“By the time you swear you’re his, shivering and sighing, and he vows his passion is infinite, undying – Lady, make note of this: One of you is lying.” (Dorothy Parker).
Men get the bum rap when it comes to commitment. The media has turned their relationship phobic tendencies into a running joke, where men will all but spontaneously combust if a woman mentions that dreaded C word. Our data from Queendom for the Fear of Relationship Commitment Test will beg to differ, however – at least slightly.
Our study reveals that most people seem to be reasonably ready to commit to a relationship, with perhaps some slight misgivings. Common commitment issues found in our study were a fear of getting hurt and wanting to keep one’s options open, while common personal issues included a fear of not living up to a partner’s expectations, difficulty trusting a partner, and fear that a partner will leave for someone better. When comparing men and women however, men were actually slightly more likely to be ready to commit (score of 70 vs. 68, on a scale from 0 to 100). The slight gap, it seems, relates to women’s tendency to have more personal issues holding them back.
Interestingly, when adding age to the mix, our data reveals that age is not a determinant when it came to willingness to commit for men. Women show a clear pattern, with willingness to commit increasing with age – but when we looked at the data for men, it was scattered at best. There was no clear pattern.
Willingness to commit also, although not surprisingly, had an impact on relationship satisfaction. Our study results show that those who are not satisfied with their relationship score lowest on devotion to their partner (score of 62 vs. 80 for the satisfied group), were less likely to view their relationship as stable and long-term (score of 58 vs. 82 for the satisfied group), and more likely to have commitment issues (score of 41 vs. 22 for the satisfied group) and personal issues (score of 57 vs. 40 for the satisfied group) holding them back. Those who are single also followed the same pattern.
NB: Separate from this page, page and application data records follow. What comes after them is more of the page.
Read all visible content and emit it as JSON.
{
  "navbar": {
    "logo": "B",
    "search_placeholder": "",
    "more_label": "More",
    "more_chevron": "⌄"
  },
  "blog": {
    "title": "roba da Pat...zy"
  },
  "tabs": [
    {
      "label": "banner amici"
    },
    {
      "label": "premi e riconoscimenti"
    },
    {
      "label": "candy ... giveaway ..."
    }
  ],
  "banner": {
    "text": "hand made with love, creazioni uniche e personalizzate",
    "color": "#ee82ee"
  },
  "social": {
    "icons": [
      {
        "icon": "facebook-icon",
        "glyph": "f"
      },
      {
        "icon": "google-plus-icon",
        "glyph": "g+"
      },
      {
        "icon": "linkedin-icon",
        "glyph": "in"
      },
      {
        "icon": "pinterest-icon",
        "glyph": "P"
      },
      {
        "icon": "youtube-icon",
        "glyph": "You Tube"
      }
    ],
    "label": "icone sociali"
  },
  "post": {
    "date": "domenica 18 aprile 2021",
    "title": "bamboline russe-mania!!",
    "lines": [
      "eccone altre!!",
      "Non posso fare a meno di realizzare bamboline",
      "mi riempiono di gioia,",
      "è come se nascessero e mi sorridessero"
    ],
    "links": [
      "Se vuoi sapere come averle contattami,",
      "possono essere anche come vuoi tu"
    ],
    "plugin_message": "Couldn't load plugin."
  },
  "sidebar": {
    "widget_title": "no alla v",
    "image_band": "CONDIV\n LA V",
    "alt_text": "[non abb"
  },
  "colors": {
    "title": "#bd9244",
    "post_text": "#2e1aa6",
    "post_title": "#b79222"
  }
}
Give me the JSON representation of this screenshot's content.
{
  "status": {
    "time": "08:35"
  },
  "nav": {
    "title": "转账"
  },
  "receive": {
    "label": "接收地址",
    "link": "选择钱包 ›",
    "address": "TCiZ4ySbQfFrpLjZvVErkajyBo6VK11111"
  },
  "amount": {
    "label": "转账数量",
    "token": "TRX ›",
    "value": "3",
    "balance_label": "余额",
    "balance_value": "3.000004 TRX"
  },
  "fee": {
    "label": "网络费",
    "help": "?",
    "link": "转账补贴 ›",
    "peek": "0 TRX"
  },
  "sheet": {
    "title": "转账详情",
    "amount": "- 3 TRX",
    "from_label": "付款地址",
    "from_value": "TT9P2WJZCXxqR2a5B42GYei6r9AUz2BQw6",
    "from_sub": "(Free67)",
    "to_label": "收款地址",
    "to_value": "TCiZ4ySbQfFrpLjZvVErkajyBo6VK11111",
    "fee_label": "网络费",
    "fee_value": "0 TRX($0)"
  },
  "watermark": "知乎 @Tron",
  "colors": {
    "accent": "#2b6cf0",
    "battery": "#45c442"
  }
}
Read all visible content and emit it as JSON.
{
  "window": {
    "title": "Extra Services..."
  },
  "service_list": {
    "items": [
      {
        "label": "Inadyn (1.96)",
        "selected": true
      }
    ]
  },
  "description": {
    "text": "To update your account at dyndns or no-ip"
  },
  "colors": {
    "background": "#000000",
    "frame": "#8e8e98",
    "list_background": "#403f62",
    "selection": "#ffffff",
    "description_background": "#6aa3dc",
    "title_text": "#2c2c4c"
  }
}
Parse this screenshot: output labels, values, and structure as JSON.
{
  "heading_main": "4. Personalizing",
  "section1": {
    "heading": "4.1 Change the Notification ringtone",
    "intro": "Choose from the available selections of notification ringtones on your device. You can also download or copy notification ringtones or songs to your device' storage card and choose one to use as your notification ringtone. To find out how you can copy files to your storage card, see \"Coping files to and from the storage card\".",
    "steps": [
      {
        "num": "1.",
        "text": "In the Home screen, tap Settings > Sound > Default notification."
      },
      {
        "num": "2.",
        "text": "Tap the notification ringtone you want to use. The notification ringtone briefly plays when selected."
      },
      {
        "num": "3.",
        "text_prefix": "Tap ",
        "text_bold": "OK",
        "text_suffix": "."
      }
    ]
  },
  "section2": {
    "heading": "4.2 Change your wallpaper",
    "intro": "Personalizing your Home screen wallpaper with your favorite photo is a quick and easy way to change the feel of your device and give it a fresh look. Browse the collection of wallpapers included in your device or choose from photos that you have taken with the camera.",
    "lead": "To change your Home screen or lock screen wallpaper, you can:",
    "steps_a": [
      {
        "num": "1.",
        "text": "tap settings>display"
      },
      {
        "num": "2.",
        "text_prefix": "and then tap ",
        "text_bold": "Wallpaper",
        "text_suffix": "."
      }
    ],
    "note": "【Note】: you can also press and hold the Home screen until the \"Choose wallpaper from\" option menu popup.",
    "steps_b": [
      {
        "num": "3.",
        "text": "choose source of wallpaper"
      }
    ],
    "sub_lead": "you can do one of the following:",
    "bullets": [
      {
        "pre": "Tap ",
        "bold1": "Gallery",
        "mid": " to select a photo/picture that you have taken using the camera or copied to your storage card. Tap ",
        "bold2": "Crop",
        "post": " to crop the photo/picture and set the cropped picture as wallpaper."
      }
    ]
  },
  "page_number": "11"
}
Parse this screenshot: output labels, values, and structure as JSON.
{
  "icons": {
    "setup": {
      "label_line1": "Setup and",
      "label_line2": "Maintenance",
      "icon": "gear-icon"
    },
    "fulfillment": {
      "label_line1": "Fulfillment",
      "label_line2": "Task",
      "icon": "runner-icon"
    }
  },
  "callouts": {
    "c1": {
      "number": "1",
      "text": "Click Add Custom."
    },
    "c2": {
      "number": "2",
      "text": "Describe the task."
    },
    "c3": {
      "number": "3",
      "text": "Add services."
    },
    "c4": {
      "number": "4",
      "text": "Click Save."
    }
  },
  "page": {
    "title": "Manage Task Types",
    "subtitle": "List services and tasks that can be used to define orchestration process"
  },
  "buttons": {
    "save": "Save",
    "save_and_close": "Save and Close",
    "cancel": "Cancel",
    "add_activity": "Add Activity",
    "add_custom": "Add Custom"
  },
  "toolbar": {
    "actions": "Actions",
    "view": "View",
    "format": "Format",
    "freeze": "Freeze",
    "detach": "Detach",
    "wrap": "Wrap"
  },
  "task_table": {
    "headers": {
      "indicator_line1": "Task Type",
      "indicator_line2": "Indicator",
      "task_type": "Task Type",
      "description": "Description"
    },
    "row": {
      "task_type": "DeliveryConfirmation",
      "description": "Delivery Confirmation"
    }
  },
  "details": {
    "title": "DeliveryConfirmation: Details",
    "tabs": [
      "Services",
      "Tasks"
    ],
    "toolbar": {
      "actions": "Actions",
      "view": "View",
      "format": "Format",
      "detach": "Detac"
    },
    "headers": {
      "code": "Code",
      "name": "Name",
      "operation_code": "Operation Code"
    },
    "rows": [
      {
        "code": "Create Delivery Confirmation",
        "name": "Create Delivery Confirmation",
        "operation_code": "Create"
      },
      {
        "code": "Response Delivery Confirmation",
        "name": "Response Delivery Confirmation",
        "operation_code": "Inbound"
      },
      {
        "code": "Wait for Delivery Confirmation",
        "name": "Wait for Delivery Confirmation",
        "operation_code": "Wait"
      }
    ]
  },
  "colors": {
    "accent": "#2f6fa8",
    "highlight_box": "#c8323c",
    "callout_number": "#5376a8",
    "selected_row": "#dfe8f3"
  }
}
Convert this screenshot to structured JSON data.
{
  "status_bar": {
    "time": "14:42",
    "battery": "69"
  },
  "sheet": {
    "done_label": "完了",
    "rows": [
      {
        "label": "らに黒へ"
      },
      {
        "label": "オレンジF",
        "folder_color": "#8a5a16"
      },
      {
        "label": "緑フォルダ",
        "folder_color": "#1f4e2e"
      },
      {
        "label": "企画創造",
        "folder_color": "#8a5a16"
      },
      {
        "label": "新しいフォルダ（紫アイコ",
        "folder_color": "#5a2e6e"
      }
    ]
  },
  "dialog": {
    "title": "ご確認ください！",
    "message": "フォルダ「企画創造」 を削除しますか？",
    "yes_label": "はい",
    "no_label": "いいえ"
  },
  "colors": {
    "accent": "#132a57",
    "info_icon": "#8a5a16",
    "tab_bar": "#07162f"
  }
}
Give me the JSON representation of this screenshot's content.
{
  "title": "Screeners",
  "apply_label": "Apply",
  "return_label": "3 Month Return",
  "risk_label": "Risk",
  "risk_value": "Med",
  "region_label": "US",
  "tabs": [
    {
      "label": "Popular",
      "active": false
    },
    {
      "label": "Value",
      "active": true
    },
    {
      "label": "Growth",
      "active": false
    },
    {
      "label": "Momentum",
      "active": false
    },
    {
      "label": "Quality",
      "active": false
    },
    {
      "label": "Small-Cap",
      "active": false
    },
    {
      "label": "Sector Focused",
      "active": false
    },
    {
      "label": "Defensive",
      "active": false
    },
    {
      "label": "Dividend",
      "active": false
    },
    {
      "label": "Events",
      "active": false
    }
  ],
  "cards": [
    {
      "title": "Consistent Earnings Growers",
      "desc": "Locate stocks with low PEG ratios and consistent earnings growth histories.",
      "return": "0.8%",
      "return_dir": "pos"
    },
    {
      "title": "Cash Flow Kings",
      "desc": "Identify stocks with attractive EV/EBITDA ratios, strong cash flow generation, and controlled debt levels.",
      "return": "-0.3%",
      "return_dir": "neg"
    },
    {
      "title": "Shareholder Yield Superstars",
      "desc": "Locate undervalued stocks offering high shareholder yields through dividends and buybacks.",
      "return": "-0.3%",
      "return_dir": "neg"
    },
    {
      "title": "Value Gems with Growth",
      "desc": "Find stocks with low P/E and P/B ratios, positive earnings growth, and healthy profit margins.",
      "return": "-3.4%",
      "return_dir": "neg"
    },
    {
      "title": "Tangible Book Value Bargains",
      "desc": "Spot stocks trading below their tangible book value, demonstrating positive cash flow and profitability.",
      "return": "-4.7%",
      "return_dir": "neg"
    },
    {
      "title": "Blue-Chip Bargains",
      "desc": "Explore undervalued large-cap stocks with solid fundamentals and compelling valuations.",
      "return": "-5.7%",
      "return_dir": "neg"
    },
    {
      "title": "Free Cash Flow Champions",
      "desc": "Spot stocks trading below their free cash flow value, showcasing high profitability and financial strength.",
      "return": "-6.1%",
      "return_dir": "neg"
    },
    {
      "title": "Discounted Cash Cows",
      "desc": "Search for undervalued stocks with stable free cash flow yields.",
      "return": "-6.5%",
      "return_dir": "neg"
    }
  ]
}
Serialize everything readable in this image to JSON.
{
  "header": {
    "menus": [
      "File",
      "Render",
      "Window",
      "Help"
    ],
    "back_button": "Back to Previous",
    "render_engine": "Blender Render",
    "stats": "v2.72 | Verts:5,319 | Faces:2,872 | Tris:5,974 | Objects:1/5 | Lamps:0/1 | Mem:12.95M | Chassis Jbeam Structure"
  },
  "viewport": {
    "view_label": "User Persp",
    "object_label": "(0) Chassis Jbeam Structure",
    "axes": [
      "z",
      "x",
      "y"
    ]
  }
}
Hesitation isn’t necessarily a bad thing. Commitment is a major step that can’t be taken without forethought, and our data shows this. In fact, one third of our test-taking population is fearful that with the current divorce rate, they’ll be adding to those statistics if they take that commitment plunge. Here’s my caveat though: if there are personal issues involved, like fear, distrust, and low self-esteem, it’s more likely that a person would be hesitant, and this is when we recommend seeking professional help. Personally, I never saw Runaway Bride with Julia Roberts, but I can assume there were some issues there that she needed to work through.
Some precaution and personal reflection must be undertaken before making a commitment to someone until “death do you part.” When your heart and mind are fully committed to something, whether it’s a relationship, career choice, or anything else, wonderful things happen.
Here are a few other interesting tidbits from our study. Thankfully, on a more positive and happy note:
- 34% said that they wouldn’t change anything about their partner.
- 78% accept that they will occasionally have to sacrifice their own needs/dreams when in a committed relationship.
- 83% look forward to seeing what the future holds for them and their partner.
- 89% said that they are willing to do everything they can to support their partner.
- 89% said that making sure their partner is happy is of primary importance.
What’s your opinion on commitment? Share your comments below!
Join me for next week’s discussion on hostility!